Hart stars as Ben Barber, a short, wimpy, motor-mouthed video game enthusiast dating a gorgeous woman (Tika Sumpter) that’s inexplicably in love with him. Ben works as a security guard at a high school, but he’s recently been accepted to the Atlanta Police Department training program. Ben sees this as a potential in with his fiancée’s gruff older brother, vice cop James Peyton (Cube), whose approval he so desperately seeks. In an effort to rid the little shrimp from his sister’s life forever, James agrees to take Ben on a 24-hour long ride along, taking him on annoying no-win calls in hopes the abuse will make him simply give up and walk away. However, it’s only a matter of time before James gets Ben caught up in the longest cases of his career: busting a crime kingpin and arms smuggler named Omar that no one has ever seen before.
There isn’t a single moment that can’t be telegraphed from the second every character appears on screen.

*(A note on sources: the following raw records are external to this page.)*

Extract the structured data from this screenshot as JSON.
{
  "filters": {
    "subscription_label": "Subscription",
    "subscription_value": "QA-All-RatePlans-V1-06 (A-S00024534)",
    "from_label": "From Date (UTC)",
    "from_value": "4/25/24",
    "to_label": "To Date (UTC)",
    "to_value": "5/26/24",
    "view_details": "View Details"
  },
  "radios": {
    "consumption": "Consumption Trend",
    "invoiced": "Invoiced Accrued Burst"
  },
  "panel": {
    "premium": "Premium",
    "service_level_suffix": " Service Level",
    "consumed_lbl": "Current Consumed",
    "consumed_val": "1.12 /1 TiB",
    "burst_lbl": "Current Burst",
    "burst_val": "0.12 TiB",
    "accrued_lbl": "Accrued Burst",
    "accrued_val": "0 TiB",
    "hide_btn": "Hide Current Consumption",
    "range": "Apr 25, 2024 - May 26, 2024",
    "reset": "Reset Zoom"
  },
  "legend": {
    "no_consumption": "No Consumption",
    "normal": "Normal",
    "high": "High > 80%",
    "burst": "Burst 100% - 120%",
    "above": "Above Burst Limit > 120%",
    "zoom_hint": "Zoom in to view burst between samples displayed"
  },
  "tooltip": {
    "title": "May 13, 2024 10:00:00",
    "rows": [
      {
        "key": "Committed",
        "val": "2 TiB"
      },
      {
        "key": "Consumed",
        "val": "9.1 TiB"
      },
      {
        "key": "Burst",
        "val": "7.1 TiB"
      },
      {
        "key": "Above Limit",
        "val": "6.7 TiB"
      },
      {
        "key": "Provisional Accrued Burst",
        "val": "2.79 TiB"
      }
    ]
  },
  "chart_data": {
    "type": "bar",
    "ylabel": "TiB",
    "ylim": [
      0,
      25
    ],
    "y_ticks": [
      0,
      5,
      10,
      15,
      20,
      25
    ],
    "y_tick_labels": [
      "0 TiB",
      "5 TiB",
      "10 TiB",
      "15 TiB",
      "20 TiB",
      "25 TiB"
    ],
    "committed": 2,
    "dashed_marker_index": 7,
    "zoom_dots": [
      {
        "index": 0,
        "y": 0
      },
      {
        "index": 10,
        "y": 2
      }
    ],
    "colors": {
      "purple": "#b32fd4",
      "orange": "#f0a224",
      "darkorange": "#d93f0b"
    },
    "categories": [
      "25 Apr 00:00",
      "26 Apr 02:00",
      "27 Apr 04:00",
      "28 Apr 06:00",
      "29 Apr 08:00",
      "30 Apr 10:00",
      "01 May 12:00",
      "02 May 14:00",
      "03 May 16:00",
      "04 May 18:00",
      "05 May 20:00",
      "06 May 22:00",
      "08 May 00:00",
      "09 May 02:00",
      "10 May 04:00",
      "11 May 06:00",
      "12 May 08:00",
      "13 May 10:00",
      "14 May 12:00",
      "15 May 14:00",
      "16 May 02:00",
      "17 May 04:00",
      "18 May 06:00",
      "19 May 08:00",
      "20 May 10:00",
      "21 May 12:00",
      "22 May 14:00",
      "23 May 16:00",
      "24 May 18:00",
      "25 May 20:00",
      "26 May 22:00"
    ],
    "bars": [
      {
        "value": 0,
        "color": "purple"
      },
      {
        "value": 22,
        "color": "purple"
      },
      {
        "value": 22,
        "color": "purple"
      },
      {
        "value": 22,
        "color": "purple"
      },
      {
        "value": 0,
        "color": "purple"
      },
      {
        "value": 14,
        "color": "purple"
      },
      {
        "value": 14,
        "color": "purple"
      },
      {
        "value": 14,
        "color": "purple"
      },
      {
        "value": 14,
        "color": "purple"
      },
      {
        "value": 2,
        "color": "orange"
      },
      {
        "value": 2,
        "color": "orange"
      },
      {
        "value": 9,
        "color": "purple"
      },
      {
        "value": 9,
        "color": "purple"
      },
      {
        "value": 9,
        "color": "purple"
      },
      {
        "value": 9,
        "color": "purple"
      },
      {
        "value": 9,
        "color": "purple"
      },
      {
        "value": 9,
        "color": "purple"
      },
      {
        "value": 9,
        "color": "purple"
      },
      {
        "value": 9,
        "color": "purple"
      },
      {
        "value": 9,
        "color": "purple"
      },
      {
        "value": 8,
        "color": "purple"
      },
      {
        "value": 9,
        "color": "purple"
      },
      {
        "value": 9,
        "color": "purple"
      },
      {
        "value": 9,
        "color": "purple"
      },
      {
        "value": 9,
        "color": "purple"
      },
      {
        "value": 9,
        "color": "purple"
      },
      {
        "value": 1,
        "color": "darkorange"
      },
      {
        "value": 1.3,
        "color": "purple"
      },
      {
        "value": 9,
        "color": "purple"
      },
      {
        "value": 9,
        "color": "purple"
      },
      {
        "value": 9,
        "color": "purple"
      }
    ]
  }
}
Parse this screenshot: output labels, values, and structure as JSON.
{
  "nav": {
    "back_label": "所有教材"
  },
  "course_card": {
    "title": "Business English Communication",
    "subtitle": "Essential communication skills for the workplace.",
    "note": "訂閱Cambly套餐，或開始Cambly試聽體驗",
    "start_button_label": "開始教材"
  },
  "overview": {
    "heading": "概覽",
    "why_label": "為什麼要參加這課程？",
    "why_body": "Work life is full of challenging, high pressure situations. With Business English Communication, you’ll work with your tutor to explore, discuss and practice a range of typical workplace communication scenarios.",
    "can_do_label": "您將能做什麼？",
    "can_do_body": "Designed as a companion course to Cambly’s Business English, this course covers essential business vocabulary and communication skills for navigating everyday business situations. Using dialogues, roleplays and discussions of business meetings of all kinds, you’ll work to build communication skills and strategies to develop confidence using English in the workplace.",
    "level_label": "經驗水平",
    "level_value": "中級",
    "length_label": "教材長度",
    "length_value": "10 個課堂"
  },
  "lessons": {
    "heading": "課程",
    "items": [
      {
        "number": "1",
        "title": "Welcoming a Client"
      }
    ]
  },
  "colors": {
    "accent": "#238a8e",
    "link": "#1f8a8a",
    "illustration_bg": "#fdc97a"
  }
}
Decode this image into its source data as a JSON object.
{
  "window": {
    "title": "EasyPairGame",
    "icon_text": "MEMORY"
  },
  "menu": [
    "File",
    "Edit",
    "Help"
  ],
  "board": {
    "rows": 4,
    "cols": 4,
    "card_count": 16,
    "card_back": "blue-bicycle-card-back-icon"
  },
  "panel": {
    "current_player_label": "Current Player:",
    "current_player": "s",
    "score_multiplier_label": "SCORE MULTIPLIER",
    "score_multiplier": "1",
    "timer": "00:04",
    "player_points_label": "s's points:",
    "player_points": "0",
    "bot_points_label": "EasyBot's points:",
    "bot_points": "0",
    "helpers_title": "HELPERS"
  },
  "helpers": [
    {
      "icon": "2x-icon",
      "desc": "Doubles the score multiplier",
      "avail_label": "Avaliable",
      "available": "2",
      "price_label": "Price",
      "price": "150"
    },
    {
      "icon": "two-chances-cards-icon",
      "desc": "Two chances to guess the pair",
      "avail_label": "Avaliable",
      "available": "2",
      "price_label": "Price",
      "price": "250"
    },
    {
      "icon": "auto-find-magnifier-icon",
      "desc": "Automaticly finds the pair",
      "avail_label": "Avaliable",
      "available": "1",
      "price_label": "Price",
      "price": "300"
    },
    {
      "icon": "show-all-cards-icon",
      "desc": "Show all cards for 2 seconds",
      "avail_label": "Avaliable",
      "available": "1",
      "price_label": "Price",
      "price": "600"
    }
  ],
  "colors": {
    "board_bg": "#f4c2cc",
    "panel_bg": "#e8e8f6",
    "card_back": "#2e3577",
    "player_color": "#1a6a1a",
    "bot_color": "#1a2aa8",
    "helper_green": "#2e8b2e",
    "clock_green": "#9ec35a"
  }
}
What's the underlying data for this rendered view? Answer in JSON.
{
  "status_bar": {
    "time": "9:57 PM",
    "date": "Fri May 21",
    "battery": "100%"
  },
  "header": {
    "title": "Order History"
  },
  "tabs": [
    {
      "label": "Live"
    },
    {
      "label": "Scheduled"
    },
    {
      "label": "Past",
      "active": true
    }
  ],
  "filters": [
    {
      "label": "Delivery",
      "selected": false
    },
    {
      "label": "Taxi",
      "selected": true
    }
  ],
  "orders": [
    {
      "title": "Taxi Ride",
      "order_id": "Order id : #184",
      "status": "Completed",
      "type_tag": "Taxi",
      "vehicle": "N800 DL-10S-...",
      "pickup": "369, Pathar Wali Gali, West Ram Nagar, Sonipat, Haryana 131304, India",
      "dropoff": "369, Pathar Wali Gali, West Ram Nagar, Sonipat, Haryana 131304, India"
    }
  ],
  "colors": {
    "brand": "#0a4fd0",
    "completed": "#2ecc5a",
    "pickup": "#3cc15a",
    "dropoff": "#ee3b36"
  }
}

Ben’s video game savvy will somehow bail the duo out of tough situations. James will let his guard drop long enough to explain why he’s such a lone wolf on the force. James’ gruff superior (a wonderful and purposefully clichéd Bruce McGill) will chew him out every time they are on screen together. Ben’s inability to shut up will get them into hot water. Every character actor in the movie who seems like they have nothing to do will turn out to be more than they seem. There isn’t a solitary surprise to be found, making it somewhat baffling that it took four writers to piecemeal this thing together, especially with the whole thing being so nonsensical and illogical to begin with.
And yet, that still isn’t the biggest problem with. And Cube and Hart aren’t to blame, either, especially with someone like Story at the helm playing to both actors’ obvious strength. Cube glowers, sneers, and laughs at the misfortunes of some punks as well as he normally does. Hart gets to change the pitch of his voice every few seconds, acts taller than he is, runs at the mouth, and does some pretty great bits of physical comedy. They are the perfect choices for a buddy cop film, and the film’s best scenes (Ben trying to take down a man in a supermarket that’s shirtless and covering himself in honey, James acting crazy to get an informant to spill his guts) hint at a much better movie that is trying desperately to come to the surface.
The real problem that makes its contrivances inexcusable is that it’s too genial and sanitized to have any impact. A buddy cop film with two stars of this calibre shouldn’t be a PG-13 affair. It should be an all out snark-fest that just lets both of its stars run wild and off the chain. Story can’t make that kind of movie. Story constructs the film to appeal to the widest range of people possible without offending anyone beyond the one or two well placed curse words that make a film crowd pleasing without it ever being dirty. The action gets cut down somewhat despite a moderately high body count. The relationship between the leads gets played more for minor annoyance instead of genuine conflict. It’s a concept that’s so easy almost anyone can pull it off, but Story really doesn’t have the conviction to just let Cube and Hart do what you can almost see them aching to do.
Ride Along is practically made for home viewing, and while I don’t necessarily have a problem with ever watching it again on a lazy Saturday afternoon, I just hope that somewhere there’s an R-rated or “unrated” cut of the film. People want to watch Hart and Cube act as over the top as possible, not restrained to fit some kind of sanitized vision of a genre that only works at its dirtiest. When you combine a script that never deviates from a set playbook and a director seemingly too at odds with doing anything potentially risqué, it just comes across as dull and kind of pointless over all. To go back to the opening sports analogy, this film is more like only hitting a single in a game of Tee-ball played by grown adults.